Work instruction:
Report every line of the records that contains the word "title".

Supplied records:
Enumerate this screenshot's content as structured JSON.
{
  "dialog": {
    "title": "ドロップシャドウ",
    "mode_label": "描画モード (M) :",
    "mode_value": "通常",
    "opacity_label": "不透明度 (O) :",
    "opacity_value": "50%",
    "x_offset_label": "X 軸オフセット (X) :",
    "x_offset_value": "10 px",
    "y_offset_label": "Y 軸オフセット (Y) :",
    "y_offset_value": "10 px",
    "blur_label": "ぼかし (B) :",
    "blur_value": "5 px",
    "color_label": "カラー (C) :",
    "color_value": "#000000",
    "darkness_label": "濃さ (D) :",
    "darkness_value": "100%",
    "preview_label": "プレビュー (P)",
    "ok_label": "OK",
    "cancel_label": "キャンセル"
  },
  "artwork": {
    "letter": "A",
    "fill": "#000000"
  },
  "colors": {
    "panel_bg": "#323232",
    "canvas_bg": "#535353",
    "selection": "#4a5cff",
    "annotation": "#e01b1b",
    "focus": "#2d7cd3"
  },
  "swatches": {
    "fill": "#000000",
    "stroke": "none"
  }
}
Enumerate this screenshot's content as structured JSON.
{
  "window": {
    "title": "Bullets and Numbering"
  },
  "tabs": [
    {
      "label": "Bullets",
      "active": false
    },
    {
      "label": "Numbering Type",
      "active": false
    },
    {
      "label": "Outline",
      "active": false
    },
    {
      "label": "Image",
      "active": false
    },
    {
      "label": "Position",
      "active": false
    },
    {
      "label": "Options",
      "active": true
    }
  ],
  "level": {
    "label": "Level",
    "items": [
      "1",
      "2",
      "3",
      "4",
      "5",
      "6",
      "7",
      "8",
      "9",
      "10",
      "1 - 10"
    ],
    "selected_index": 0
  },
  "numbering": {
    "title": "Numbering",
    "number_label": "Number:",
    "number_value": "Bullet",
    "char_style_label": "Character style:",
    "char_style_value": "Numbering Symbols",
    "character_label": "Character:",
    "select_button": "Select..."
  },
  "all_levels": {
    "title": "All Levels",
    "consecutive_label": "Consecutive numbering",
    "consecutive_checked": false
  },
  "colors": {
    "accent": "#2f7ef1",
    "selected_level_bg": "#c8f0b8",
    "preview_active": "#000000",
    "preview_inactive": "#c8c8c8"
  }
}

Exercise response:
    "title": "ドロップシャドウ",
    "title": "Bullets and Numbering"
    "title": "Numbering",
    "title": "All Levels",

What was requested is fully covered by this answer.